JOEL KOTKIN: At The Mercy Of The Climate Jihadists:
Years ago, I heard the Jewish comedian Jackie Mason performing in Beverly Hills, riffing on the primary motivation of wealthy liberals. They do things, he suggested, not because they actually accomplished anything, but because “I have to look at myself in the mirror.”
Mason was prophetic, particularly regarding here in California, where progressive politics – outside of promoting race and gender grievances – has boiled down to a single-minded attachment to slowing climate change.
To satisfy the gentry’s urgent need to feel noble and better than others, we are embarked on an ever-more extreme jihad to battle global warming, with the state, pursuant to an executive order from Gov. Jerry Brown, committed to reducing greenhouse gas emissions to 40 percent below 1990 levels by 2030 – and 80 percent below 1990 levels by 2050 – versus the previous mandate of reaching 1990 levels by 2020. It seems clear that we are about to wage a war of increasing intensity on climate change, surely not at the expense of depriving Google executives and other oligarchs their private jets, but certainly down to the last affordable single-family house or decent factory job. . . .
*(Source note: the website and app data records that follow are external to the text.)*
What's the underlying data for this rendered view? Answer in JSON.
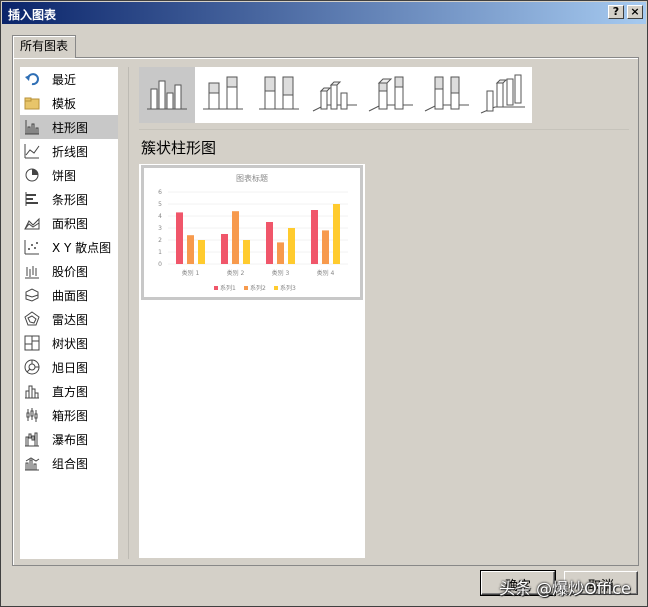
{
  "window": {
    "title": "插入图表",
    "help_button": "?",
    "close_button": "×"
  },
  "tab": {
    "label": "所有图表"
  },
  "sidebar": {
    "items": [
      {
        "label": "最近",
        "icon": "recent-icon"
      },
      {
        "label": "模板",
        "icon": "folder-icon"
      },
      {
        "label": "柱形图",
        "icon": "column-chart-icon",
        "selected": true
      },
      {
        "label": "折线图",
        "icon": "line-chart-icon"
      },
      {
        "label": "饼图",
        "icon": "pie-chart-icon"
      },
      {
        "label": "条形图",
        "icon": "bar-chart-icon"
      },
      {
        "label": "面积图",
        "icon": "area-chart-icon"
      },
      {
        "label": "X Y 散点图",
        "icon": "scatter-chart-icon"
      },
      {
        "label": "股价图",
        "icon": "stock-chart-icon"
      },
      {
        "label": "曲面图",
        "icon": "surface-chart-icon"
      },
      {
        "label": "雷达图",
        "icon": "radar-chart-icon"
      },
      {
        "label": "树状图",
        "icon": "treemap-chart-icon"
      },
      {
        "label": "旭日图",
        "icon": "sunburst-chart-icon"
      },
      {
        "label": "直方图",
        "icon": "histogram-chart-icon"
      },
      {
        "label": "箱形图",
        "icon": "box-whisker-chart-icon"
      },
      {
        "label": "瀑布图",
        "icon": "waterfall-chart-icon"
      },
      {
        "label": "组合图",
        "icon": "combo-chart-icon"
      }
    ]
  },
  "subtypes": [
    {
      "icon": "clustered-column-icon",
      "selected": true
    },
    {
      "icon": "stacked-column-icon"
    },
    {
      "icon": "100-stacked-column-icon"
    },
    {
      "icon": "3d-clustered-column-icon"
    },
    {
      "icon": "3d-stacked-column-icon"
    },
    {
      "icon": "3d-100-stacked-column-icon"
    },
    {
      "icon": "3d-column-icon"
    }
  ],
  "selected_subtype_title": "簇状柱形图",
  "chart_data": {
    "type": "bar",
    "title": "图表标题",
    "categories": [
      "类别 1",
      "类别 2",
      "类别 3",
      "类别 4"
    ],
    "series": [
      {
        "name": "系列1",
        "values": [
          4.3,
          2.5,
          3.5,
          4.5
        ],
        "color": "#f0566a"
      },
      {
        "name": "系列2",
        "values": [
          2.4,
          4.4,
          1.8,
          2.8
        ],
        "color": "#f79a4d"
      },
      {
        "name": "系列3",
        "values": [
          2,
          2,
          3,
          5
        ],
        "color": "#ffcb2e"
      }
    ],
    "yticks": [
      "0",
      "1",
      "2",
      "3",
      "4",
      "5",
      "6"
    ],
    "ylim": [
      0,
      6
    ],
    "legend": "bottom",
    "grid": true
  },
  "buttons": {
    "ok": "确定",
    "cancel": "取消"
  },
  "watermark": "头条 @爆炒Office"
}
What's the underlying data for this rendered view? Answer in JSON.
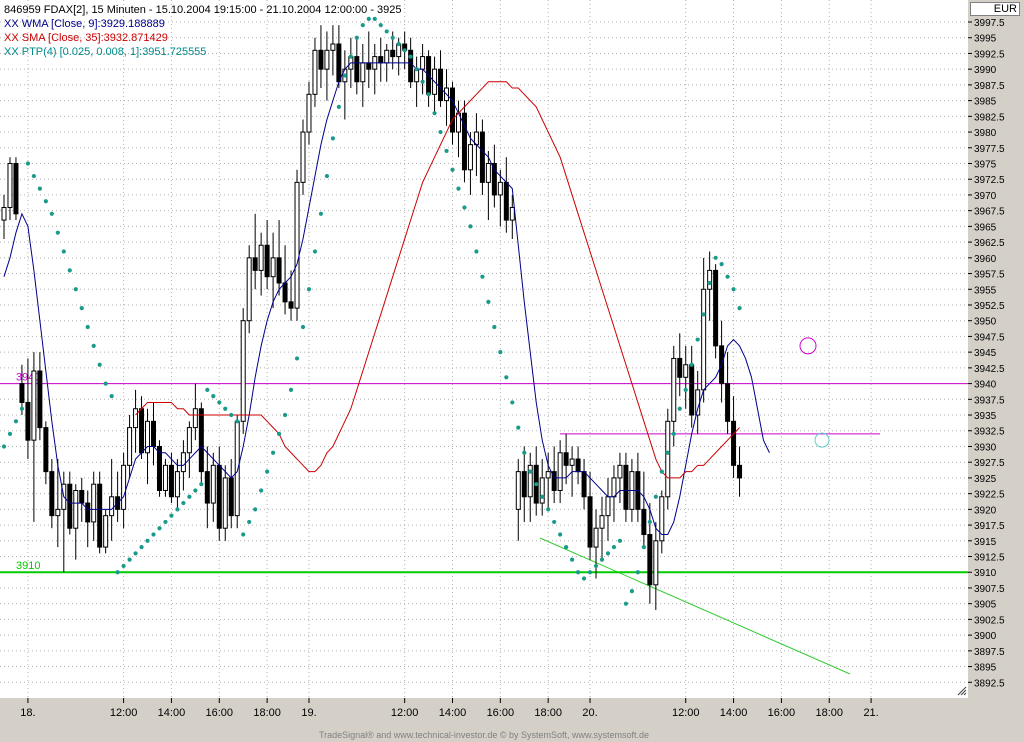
{
  "legend": {
    "title": "846959  FDAX[2], 15 Minuten - 15.10.2004 19:15:00 - 21.10.2004 12:00:00 - 3925",
    "wma": "XX WMA [Close, 9]:3929.188889",
    "sma": "XX SMA [Close, 35]:3932.871429",
    "ptp": "XX PTP(4) [0.025, 0.008, 1]:3951.725555"
  },
  "currency": "EUR",
  "footer": "TradeSignal® and www.technical-investor.de © by SystemSoft, www.systemsoft.de",
  "colors": {
    "candle": "#000000",
    "wma": "#00008b",
    "sma": "#cc0000",
    "ptp": "#1a9a8a",
    "resistance": "#cc00cc",
    "support": "#00cc00",
    "trendline": "#33cc33",
    "grid": "#b0b0b0"
  },
  "chart_data": {
    "type": "candlestick",
    "ylim": [
      3890,
      4001
    ],
    "y_ticks": [
      "3892.5",
      "3895",
      "3897.5",
      "3900",
      "3902.5",
      "3905",
      "3907.5",
      "3910",
      "3912.5",
      "3915",
      "3917.5",
      "3920",
      "3922.5",
      "3925",
      "3927.5",
      "3930",
      "3932.5",
      "3935",
      "3937.5",
      "3940",
      "3942.5",
      "3945",
      "3947.5",
      "3950",
      "3952.5",
      "3955",
      "3957.5",
      "3960",
      "3962.5",
      "3965",
      "3967.5",
      "3970",
      "3972.5",
      "3975",
      "3977.5",
      "3980",
      "3982.5",
      "3985",
      "3987.5",
      "3990",
      "3992.5",
      "3995",
      "3997.5"
    ],
    "x_ticks": [
      {
        "label": "18.",
        "bar": 4
      },
      {
        "label": "12:00",
        "bar": 20
      },
      {
        "label": "14:00",
        "bar": 28
      },
      {
        "label": "16:00",
        "bar": 36
      },
      {
        "label": "18:00",
        "bar": 44
      },
      {
        "label": "19.",
        "bar": 51
      },
      {
        "label": "12:00",
        "bar": 67
      },
      {
        "label": "14:00",
        "bar": 75
      },
      {
        "label": "16:00",
        "bar": 83
      },
      {
        "label": "18:00",
        "bar": 91
      },
      {
        "label": "20.",
        "bar": 98
      },
      {
        "label": "12:00",
        "bar": 114
      },
      {
        "label": "14:00",
        "bar": 122
      },
      {
        "label": "16:00",
        "bar": 130
      },
      {
        "label": "18:00",
        "bar": 138
      },
      {
        "label": "21.",
        "bar": 145
      }
    ],
    "ohlc": [
      [
        3966,
        3970,
        3963,
        3968
      ],
      [
        3968,
        3976,
        3966,
        3975
      ],
      [
        3975,
        3976,
        3966,
        3967
      ],
      [
        3940,
        3943,
        3935,
        3937
      ],
      [
        3937,
        3944,
        3928,
        3931
      ],
      [
        3931,
        3945,
        3918,
        3942
      ],
      [
        3942,
        3945,
        3931,
        3933
      ],
      [
        3933,
        3934,
        3924,
        3926
      ],
      [
        3926,
        3928,
        3917,
        3919
      ],
      [
        3919,
        3928,
        3914,
        3920
      ],
      [
        3920,
        3926,
        3910,
        3924
      ],
      [
        3924,
        3926,
        3916,
        3917
      ],
      [
        3917,
        3924,
        3912,
        3923
      ],
      [
        3923,
        3925,
        3918,
        3921
      ],
      [
        3921,
        3923,
        3914,
        3918
      ],
      [
        3918,
        3926,
        3915,
        3924
      ],
      [
        3924,
        3926,
        3913,
        3914
      ],
      [
        3914,
        3920,
        3913,
        3919
      ],
      [
        3919,
        3928,
        3915,
        3922
      ],
      [
        3922,
        3926,
        3918,
        3920
      ],
      [
        3920,
        3929,
        3917,
        3927
      ],
      [
        3927,
        3935,
        3925,
        3933
      ],
      [
        3933,
        3939,
        3929,
        3936
      ],
      [
        3936,
        3938,
        3928,
        3929
      ],
      [
        3929,
        3936,
        3924,
        3934
      ],
      [
        3934,
        3937,
        3927,
        3930
      ],
      [
        3930,
        3931,
        3922,
        3923
      ],
      [
        3923,
        3928,
        3922,
        3927
      ],
      [
        3927,
        3929,
        3921,
        3922
      ],
      [
        3922,
        3928,
        3920,
        3926
      ],
      [
        3926,
        3931,
        3923,
        3929
      ],
      [
        3929,
        3934,
        3925,
        3933
      ],
      [
        3933,
        3940,
        3931,
        3936
      ],
      [
        3936,
        3937,
        3924,
        3926
      ],
      [
        3926,
        3930,
        3917,
        3921
      ],
      [
        3921,
        3929,
        3918,
        3927
      ],
      [
        3927,
        3930,
        3915,
        3917
      ],
      [
        3917,
        3927,
        3915,
        3925
      ],
      [
        3925,
        3928,
        3917,
        3919
      ],
      [
        3919,
        3935,
        3917,
        3934
      ],
      [
        3934,
        3952,
        3932,
        3950
      ],
      [
        3950,
        3962,
        3948,
        3960
      ],
      [
        3960,
        3967,
        3955,
        3958
      ],
      [
        3958,
        3964,
        3954,
        3962
      ],
      [
        3962,
        3966,
        3955,
        3957
      ],
      [
        3957,
        3964,
        3952,
        3960
      ],
      [
        3960,
        3966,
        3954,
        3956
      ],
      [
        3956,
        3962,
        3951,
        3953
      ],
      [
        3953,
        3958,
        3950,
        3952
      ],
      [
        3952,
        3974,
        3950,
        3972
      ],
      [
        3972,
        3982,
        3970,
        3980
      ],
      [
        3980,
        3988,
        3978,
        3986
      ],
      [
        3986,
        3995,
        3984,
        3993
      ],
      [
        3993,
        3997,
        3987,
        3990
      ],
      [
        3990,
        3996,
        3985,
        3993
      ],
      [
        3993,
        3997,
        3989,
        3994
      ],
      [
        3994,
        3997,
        3987,
        3988
      ],
      [
        3988,
        3993,
        3982,
        3990
      ],
      [
        3990,
        3995,
        3987,
        3992
      ],
      [
        3992,
        3995,
        3986,
        3988
      ],
      [
        3988,
        3994,
        3984,
        3991
      ],
      [
        3991,
        3996,
        3987,
        3990
      ],
      [
        3990,
        3994,
        3986,
        3992
      ],
      [
        3992,
        3995,
        3988,
        3991
      ],
      [
        3991,
        3994,
        3988,
        3993
      ],
      [
        3993,
        3996,
        3990,
        3992
      ],
      [
        3992,
        3995,
        3989,
        3994
      ],
      [
        3994,
        3996,
        3990,
        3993
      ],
      [
        3993,
        3995,
        3987,
        3988
      ],
      [
        3988,
        3992,
        3984,
        3990
      ],
      [
        3990,
        3994,
        3986,
        3992
      ],
      [
        3992,
        3993,
        3984,
        3986
      ],
      [
        3986,
        3992,
        3983,
        3990
      ],
      [
        3990,
        3993,
        3984,
        3985
      ],
      [
        3985,
        3990,
        3981,
        3987
      ],
      [
        3987,
        3988,
        3978,
        3980
      ],
      [
        3980,
        3985,
        3976,
        3983
      ],
      [
        3983,
        3985,
        3972,
        3974
      ],
      [
        3974,
        3980,
        3970,
        3978
      ],
      [
        3978,
        3983,
        3973,
        3980
      ],
      [
        3980,
        3982,
        3970,
        3972
      ],
      [
        3972,
        3977,
        3966,
        3975
      ],
      [
        3975,
        3978,
        3968,
        3970
      ],
      [
        3970,
        3974,
        3965,
        3972
      ],
      [
        3972,
        3976,
        3964,
        3966
      ],
      [
        3966,
        3970,
        3963,
        3968
      ],
      [
        3920,
        3928,
        3915,
        3926
      ],
      [
        3926,
        3930,
        3918,
        3922
      ],
      [
        3922,
        3929,
        3918,
        3927
      ],
      [
        3927,
        3930,
        3919,
        3921
      ],
      [
        3921,
        3928,
        3919,
        3925
      ],
      [
        3925,
        3929,
        3920,
        3926
      ],
      [
        3926,
        3930,
        3921,
        3923
      ],
      [
        3923,
        3931,
        3921,
        3929
      ],
      [
        3929,
        3932,
        3924,
        3927
      ],
      [
        3927,
        3930,
        3922,
        3928
      ],
      [
        3928,
        3930,
        3924,
        3926
      ],
      [
        3926,
        3928,
        3920,
        3922
      ],
      [
        3922,
        3926,
        3912,
        3914
      ],
      [
        3914,
        3920,
        3909,
        3917
      ],
      [
        3917,
        3922,
        3912,
        3919
      ],
      [
        3919,
        3925,
        3915,
        3922
      ],
      [
        3922,
        3927,
        3918,
        3925
      ],
      [
        3925,
        3929,
        3921,
        3927
      ],
      [
        3927,
        3929,
        3918,
        3920
      ],
      [
        3920,
        3928,
        3918,
        3926
      ],
      [
        3926,
        3929,
        3918,
        3920
      ],
      [
        3920,
        3926,
        3914,
        3916
      ],
      [
        3916,
        3921,
        3905,
        3908
      ],
      [
        3908,
        3918,
        3904,
        3915
      ],
      [
        3915,
        3923,
        3913,
        3922
      ],
      [
        3922,
        3936,
        3920,
        3934
      ],
      [
        3934,
        3946,
        3930,
        3944
      ],
      [
        3944,
        3948,
        3938,
        3941
      ],
      [
        3941,
        3946,
        3936,
        3943
      ],
      [
        3943,
        3946,
        3933,
        3935
      ],
      [
        3935,
        3942,
        3932,
        3939
      ],
      [
        3939,
        3960,
        3937,
        3955
      ],
      [
        3955,
        3961,
        3950,
        3958
      ],
      [
        3958,
        3959,
        3944,
        3946
      ],
      [
        3946,
        3950,
        3937,
        3940
      ],
      [
        3940,
        3945,
        3932,
        3934
      ],
      [
        3934,
        3938,
        3925,
        3927
      ],
      [
        3927,
        3930,
        3922,
        3925
      ]
    ],
    "series": [
      {
        "name": "XX WMA [Close, 9]",
        "values": [
          3957,
          3960,
          3964,
          3967,
          3965,
          3958,
          3950,
          3942,
          3934,
          3927,
          3922,
          3921,
          3921,
          3921,
          3920,
          3920,
          3920,
          3920,
          3920,
          3921,
          3922,
          3925,
          3928,
          3929,
          3930,
          3930,
          3929,
          3929,
          3928,
          3927,
          3927,
          3928,
          3929,
          3930,
          3929,
          3928,
          3927,
          3926,
          3925,
          3926,
          3930,
          3935,
          3941,
          3946,
          3950,
          3953,
          3955,
          3956,
          3957,
          3959,
          3963,
          3968,
          3973,
          3978,
          3982,
          3985,
          3988,
          3990,
          3991,
          3991,
          3991,
          3991,
          3991,
          3991,
          3991,
          3991,
          3991,
          3991,
          3991,
          3990,
          3990,
          3989,
          3988,
          3987,
          3986,
          3985,
          3983,
          3981,
          3979,
          3978,
          3977,
          3976,
          3974,
          3973,
          3972,
          3971,
          3962,
          3953,
          3945,
          3937,
          3931,
          3927,
          3925,
          3925,
          3925,
          3926,
          3926,
          3926,
          3925,
          3924,
          3923,
          3922,
          3922,
          3923,
          3923,
          3923,
          3923,
          3922,
          3920,
          3917,
          3916,
          3916,
          3918,
          3922,
          3927,
          3932,
          3936,
          3939,
          3940,
          3941,
          3943,
          3946,
          3947,
          3946,
          3944,
          3941,
          3936,
          3931,
          3929
        ]
      },
      {
        "name": "XX SMA [Close, 35]",
        "values": [
          3935,
          3936,
          3937,
          3937,
          3937,
          3937,
          3937,
          3936,
          3936,
          3935,
          3935,
          3935,
          3935,
          3935,
          3935,
          3935,
          3935,
          3935,
          3935,
          3935,
          3935,
          3935,
          3934,
          3933,
          3932,
          3930,
          3929,
          3928,
          3927,
          3926,
          3926,
          3927,
          3929,
          3930,
          3932,
          3934,
          3936,
          3939,
          3942,
          3945,
          3948,
          3951,
          3954,
          3957,
          3960,
          3963,
          3966,
          3969,
          3972,
          3974,
          3976,
          3978,
          3980,
          3982,
          3983,
          3984,
          3985,
          3986,
          3987,
          3988,
          3988,
          3988,
          3988,
          3987,
          3987,
          3986,
          3985,
          3984,
          3982,
          3980,
          3978,
          3976,
          3973,
          3970,
          3967,
          3964,
          3961,
          3958,
          3955,
          3952,
          3949,
          3946,
          3943,
          3940,
          3937,
          3934,
          3931,
          3928,
          3926,
          3925,
          3925,
          3925,
          3926,
          3926,
          3927,
          3927,
          3928,
          3929,
          3930,
          3931,
          3932,
          3933
        ]
      },
      {
        "name": "XX PTP(4) [0.025, 0.008, 1]",
        "values": [
          3930,
          3932,
          3934,
          3936,
          3975,
          3973,
          3971,
          3969,
          3967,
          3964,
          3961,
          3958,
          3955,
          3952,
          3949,
          3946,
          3943,
          3940,
          3938,
          3910,
          3911,
          3912,
          3913,
          3914,
          3915,
          3916,
          3917,
          3918,
          3919,
          3920,
          3921,
          3922,
          3923,
          3924,
          3939,
          3938,
          3937,
          3936,
          3935,
          3934,
          3916,
          3918,
          3920,
          3923,
          3926,
          3929,
          3932,
          3935,
          3939,
          3944,
          3949,
          3955,
          3961,
          3967,
          3973,
          3979,
          3984,
          3989,
          3992,
          3995,
          3997,
          3998,
          3998,
          3997,
          3996,
          3995,
          3994,
          3993,
          3992,
          3990,
          3988,
          3986,
          3983,
          3980,
          3977,
          3974,
          3971,
          3968,
          3965,
          3961,
          3957,
          3953,
          3949,
          3945,
          3941,
          3937,
          3933,
          3929,
          3926,
          3924,
          3922,
          3920,
          3918,
          3916,
          3914,
          3912,
          3910,
          3909,
          3910,
          3911,
          3912,
          3913,
          3914,
          3915,
          3905,
          3907,
          3910,
          3914,
          3918,
          3922,
          3926,
          3929,
          3932,
          3936,
          3939,
          3943,
          3947,
          3951,
          3956,
          3960,
          3959,
          3957,
          3955,
          3952
        ]
      }
    ],
    "horizontal_lines": [
      {
        "label": "3940",
        "value": 3940
      },
      {
        "label": "3910",
        "value": 3910
      }
    ]
  }
}
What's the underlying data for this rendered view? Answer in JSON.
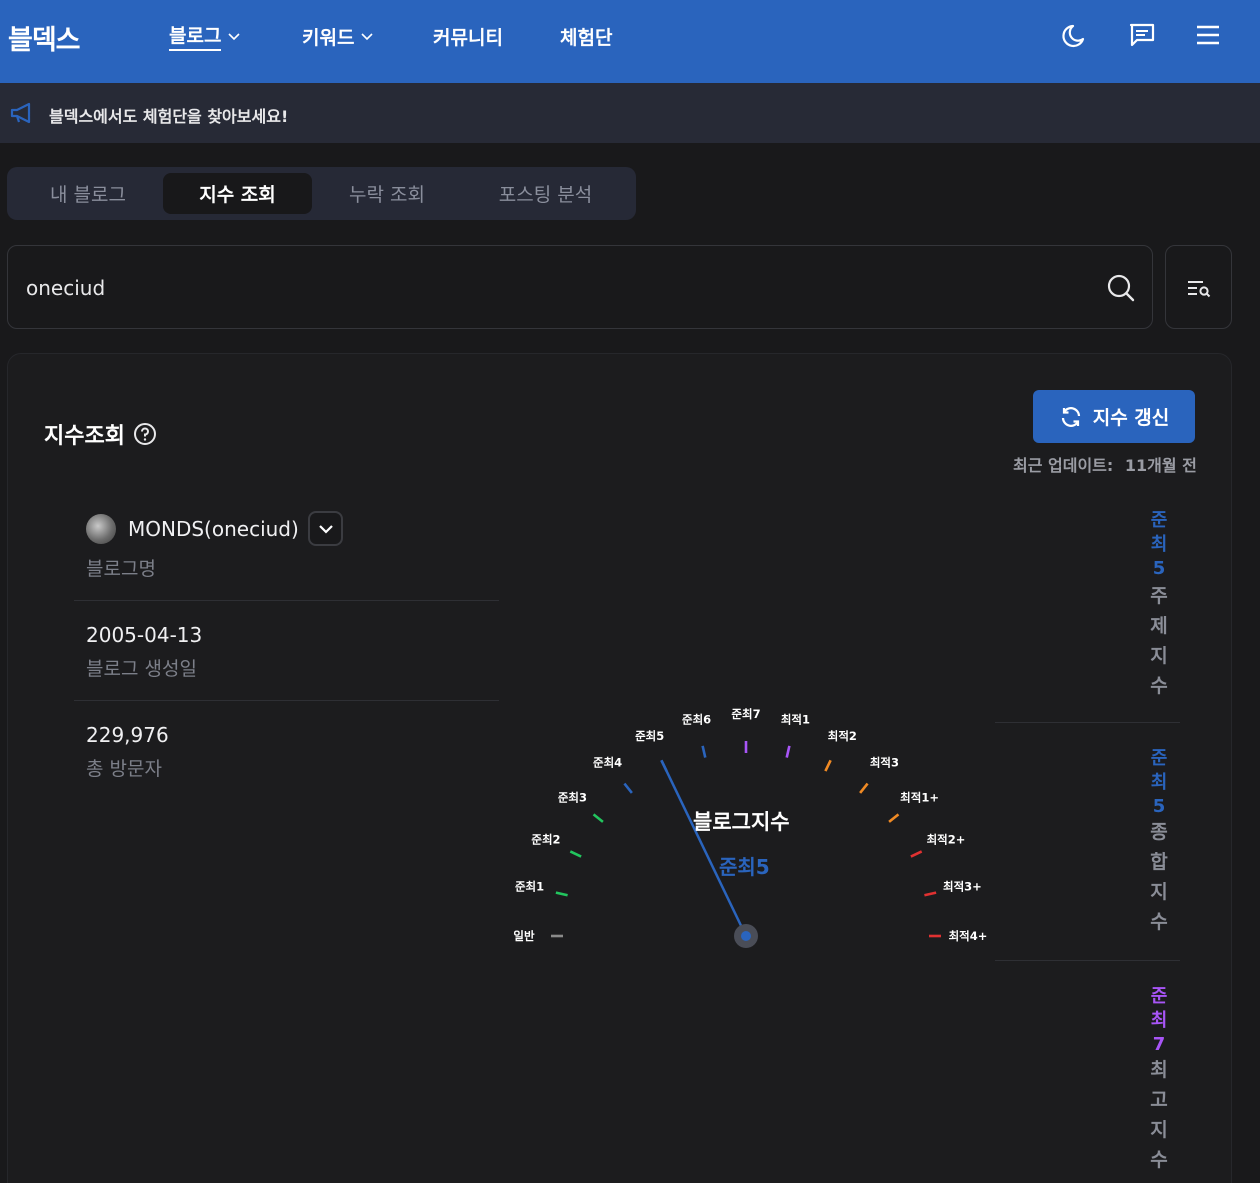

Yet such problems do not seem to impinge much on Sacramento’s political class. Any group willing, as is most egregiously the case with the Latino caucus, to wage war on their own people, are not going to worry too much about such subtleties.
So then, who wins? It’s certainly not the environment, but some of the oligarchs in Silicon Valley may benefit as they have been feeding at the renewable-energy trough at the expense of less-well-off ratepayers. Then there’s the whole bureaucracy, and their academic allies, who can enjoy profitable employment by dreaming up new ways to make life in California more expensive and difficult for average citizens – envisioning schemes that the taxpayers have to finance. And, certainly, the climate change agenda could benefit multifamily housing builders, who will seek to force often-unwilling Californians into residences in which most would rather not spend their lives.
Yes. I’ll believe it’s a crisis when the people who keep telling me it’s a crisis start acting like it’s a crisis — instead of just filling their pockets, and their egos, at the expense of others.